§ EXERCISE PROMPT
This task calls for copying each line below that contains "date".

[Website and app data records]
——

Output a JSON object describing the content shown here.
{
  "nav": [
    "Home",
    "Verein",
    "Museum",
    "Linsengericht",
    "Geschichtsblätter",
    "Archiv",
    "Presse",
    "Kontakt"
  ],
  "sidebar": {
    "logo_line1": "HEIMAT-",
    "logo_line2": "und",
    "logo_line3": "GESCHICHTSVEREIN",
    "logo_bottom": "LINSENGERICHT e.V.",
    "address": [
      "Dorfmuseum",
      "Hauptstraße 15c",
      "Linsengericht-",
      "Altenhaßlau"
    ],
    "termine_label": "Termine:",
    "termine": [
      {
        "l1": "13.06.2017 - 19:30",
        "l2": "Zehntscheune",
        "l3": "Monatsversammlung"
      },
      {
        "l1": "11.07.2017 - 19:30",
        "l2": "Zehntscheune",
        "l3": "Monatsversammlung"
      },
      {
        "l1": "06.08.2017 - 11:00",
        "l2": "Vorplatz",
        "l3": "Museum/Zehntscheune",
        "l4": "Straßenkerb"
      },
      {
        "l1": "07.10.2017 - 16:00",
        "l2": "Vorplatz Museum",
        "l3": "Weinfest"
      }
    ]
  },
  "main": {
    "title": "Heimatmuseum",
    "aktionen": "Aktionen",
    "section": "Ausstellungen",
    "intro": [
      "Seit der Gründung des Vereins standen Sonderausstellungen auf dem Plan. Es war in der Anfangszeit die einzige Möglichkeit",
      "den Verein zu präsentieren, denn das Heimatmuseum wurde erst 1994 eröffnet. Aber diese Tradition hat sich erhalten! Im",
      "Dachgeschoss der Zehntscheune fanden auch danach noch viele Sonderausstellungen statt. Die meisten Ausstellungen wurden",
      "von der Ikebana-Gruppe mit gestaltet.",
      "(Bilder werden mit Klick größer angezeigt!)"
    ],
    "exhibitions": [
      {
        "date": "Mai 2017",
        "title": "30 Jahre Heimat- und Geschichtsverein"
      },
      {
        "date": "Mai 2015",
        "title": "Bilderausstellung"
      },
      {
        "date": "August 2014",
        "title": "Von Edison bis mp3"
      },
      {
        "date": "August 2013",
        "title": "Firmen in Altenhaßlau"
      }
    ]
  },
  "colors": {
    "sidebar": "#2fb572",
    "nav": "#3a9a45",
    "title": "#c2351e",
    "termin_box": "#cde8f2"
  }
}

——

§ ANSWER FOR THE TASK
        "date": "Mai 2017",
        "date": "Mai 2015",
        "date": "August 2014",
        "date": "August 2013",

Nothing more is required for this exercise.